*YOUR ASSIGNMENT*.
Search the entries for the word "volume" and return every line where it is found.

*SUPPLIED DATA*.
____________

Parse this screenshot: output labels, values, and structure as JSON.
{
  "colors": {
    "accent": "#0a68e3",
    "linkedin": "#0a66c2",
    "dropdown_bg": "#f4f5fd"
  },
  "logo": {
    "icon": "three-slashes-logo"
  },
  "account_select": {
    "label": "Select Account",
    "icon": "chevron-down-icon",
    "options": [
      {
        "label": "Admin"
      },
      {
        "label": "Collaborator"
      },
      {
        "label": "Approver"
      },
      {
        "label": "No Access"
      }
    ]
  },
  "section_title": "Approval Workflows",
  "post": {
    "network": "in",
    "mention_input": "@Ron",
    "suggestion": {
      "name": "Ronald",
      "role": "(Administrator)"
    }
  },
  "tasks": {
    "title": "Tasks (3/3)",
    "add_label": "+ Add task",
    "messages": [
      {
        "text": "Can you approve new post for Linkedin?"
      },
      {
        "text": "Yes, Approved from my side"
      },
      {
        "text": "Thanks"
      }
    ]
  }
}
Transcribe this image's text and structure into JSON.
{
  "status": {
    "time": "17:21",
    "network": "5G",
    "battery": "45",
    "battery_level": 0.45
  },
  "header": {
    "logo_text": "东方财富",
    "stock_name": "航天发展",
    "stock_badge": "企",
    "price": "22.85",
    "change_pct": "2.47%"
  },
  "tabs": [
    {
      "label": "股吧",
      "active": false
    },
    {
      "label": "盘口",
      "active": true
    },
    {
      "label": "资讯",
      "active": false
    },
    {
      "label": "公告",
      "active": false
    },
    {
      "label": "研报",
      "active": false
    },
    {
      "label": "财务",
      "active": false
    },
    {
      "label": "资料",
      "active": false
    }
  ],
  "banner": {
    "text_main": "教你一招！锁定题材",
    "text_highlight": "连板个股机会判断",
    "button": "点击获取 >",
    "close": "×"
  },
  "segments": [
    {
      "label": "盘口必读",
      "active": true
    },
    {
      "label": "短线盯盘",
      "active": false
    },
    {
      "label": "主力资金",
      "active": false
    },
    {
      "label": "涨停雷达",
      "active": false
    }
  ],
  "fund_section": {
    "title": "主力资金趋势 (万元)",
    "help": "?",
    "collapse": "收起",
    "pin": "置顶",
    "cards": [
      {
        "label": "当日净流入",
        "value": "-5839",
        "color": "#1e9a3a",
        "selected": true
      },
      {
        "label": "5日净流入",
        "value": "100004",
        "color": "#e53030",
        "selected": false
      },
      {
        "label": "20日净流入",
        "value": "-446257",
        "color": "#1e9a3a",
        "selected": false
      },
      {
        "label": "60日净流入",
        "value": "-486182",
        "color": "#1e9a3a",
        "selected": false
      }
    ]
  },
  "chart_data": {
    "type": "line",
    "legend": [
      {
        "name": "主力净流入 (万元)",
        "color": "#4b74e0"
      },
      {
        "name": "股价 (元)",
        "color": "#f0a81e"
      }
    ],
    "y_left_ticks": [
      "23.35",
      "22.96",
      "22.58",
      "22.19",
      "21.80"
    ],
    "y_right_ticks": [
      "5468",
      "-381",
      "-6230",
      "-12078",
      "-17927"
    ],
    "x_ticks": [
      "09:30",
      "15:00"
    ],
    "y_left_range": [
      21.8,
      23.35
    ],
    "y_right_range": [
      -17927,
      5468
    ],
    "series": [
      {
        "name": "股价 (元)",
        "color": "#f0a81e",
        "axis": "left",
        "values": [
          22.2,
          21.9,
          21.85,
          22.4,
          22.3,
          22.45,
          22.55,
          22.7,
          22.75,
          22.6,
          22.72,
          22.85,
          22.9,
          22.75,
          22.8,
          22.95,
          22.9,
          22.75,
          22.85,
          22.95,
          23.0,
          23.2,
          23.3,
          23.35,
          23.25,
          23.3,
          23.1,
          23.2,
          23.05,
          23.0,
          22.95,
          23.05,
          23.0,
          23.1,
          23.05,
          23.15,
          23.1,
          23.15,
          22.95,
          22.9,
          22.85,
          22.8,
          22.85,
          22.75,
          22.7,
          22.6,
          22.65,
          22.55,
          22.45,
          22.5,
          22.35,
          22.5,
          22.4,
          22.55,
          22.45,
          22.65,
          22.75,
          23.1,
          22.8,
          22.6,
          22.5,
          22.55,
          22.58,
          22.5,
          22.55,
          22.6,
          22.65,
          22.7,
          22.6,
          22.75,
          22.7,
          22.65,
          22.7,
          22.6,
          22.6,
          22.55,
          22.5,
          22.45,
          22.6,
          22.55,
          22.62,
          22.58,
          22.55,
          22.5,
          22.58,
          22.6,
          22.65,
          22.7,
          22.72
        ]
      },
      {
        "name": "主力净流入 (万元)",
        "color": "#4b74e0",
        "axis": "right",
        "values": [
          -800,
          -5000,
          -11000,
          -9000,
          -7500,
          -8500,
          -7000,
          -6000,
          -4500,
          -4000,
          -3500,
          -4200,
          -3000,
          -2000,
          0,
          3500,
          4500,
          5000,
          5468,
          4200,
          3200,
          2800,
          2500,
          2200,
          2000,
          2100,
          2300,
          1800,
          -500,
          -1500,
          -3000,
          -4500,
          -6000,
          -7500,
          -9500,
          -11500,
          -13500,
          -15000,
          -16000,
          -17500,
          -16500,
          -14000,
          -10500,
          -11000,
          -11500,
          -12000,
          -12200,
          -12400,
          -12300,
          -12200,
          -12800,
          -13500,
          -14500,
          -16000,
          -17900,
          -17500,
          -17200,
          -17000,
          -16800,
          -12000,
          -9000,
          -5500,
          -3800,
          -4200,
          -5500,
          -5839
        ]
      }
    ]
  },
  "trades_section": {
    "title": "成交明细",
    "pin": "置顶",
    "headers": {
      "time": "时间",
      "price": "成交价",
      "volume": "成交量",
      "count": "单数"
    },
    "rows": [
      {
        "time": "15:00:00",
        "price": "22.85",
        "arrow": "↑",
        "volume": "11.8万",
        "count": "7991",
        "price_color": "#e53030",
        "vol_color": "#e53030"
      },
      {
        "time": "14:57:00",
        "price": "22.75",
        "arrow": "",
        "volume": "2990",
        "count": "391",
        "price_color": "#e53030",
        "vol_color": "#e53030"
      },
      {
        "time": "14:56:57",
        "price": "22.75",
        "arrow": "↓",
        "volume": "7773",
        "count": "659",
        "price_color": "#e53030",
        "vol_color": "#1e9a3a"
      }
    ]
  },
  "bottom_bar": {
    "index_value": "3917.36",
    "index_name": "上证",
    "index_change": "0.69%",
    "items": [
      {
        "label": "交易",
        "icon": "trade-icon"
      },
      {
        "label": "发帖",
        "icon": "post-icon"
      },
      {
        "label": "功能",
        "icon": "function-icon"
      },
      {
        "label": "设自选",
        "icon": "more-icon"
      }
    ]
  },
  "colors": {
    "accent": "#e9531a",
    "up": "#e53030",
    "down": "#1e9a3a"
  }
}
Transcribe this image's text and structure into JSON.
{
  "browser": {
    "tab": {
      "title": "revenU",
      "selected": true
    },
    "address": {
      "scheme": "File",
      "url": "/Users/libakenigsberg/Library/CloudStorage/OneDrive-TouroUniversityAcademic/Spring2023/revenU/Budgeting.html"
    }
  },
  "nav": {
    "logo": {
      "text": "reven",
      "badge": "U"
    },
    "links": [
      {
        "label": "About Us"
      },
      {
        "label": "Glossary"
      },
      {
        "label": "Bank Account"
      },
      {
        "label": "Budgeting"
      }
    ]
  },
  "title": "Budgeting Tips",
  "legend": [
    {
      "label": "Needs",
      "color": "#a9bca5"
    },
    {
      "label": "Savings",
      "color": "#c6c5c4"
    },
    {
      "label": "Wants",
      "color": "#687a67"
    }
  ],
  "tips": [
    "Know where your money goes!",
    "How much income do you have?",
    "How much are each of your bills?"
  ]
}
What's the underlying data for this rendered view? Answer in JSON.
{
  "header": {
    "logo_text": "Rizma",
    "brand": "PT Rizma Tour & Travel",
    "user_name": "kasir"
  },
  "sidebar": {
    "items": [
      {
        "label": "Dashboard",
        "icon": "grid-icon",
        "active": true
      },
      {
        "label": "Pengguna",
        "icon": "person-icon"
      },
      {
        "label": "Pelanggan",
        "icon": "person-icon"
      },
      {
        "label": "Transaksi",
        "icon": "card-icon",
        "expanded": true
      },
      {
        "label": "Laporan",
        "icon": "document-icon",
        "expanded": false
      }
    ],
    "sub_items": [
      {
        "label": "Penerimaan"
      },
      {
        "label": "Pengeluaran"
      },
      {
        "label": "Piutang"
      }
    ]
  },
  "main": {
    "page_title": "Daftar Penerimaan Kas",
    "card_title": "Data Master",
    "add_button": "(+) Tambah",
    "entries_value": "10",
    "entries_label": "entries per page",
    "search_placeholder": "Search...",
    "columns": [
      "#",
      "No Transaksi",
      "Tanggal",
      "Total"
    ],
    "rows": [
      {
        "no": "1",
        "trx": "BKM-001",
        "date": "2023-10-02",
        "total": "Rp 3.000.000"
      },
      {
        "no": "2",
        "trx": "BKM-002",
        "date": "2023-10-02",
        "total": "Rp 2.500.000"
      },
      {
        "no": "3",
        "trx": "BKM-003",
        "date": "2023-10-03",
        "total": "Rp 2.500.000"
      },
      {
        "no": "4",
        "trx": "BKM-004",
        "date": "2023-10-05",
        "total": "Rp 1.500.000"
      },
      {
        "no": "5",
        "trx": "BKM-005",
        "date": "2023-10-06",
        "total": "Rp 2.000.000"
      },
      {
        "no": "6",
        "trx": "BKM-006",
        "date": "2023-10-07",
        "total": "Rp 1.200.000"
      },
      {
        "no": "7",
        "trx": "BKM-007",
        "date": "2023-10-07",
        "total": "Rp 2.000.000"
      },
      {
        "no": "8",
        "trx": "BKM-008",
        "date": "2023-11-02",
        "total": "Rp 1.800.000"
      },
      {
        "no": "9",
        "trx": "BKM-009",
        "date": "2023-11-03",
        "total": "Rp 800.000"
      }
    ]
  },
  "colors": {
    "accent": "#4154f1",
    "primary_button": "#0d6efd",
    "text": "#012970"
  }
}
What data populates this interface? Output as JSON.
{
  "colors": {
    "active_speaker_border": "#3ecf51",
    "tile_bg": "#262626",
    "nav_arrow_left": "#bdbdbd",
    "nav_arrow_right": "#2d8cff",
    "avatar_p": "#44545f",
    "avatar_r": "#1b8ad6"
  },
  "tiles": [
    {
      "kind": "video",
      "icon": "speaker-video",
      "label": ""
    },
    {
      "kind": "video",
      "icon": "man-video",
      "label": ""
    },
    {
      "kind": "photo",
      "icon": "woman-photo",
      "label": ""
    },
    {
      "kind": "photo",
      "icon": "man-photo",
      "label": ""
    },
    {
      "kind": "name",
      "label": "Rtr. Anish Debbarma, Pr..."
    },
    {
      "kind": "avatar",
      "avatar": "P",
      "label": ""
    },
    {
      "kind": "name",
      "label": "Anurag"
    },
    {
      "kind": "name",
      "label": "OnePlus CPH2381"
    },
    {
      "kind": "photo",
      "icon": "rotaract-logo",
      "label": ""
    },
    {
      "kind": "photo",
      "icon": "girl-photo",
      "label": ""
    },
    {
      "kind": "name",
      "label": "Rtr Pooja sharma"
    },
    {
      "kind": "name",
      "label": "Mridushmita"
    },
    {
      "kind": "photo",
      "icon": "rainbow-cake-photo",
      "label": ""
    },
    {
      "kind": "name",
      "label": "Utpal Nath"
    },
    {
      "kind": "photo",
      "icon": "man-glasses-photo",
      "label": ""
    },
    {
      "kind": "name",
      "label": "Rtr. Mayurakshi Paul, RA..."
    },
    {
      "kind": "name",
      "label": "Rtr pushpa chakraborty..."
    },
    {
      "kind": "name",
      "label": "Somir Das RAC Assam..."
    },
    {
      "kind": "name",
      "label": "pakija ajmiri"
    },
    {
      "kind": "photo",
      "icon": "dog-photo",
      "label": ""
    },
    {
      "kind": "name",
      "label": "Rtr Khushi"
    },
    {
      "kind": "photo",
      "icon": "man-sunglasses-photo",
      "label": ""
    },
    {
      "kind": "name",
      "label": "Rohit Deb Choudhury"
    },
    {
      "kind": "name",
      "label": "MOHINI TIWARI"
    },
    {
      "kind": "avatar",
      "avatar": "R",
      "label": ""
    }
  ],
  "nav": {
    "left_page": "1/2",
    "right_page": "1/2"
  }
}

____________

*TASK ANSWER*.
      "volume": "成交量",
        "volume": "11.8万",
        "volume": "2990",
        "volume": "7773",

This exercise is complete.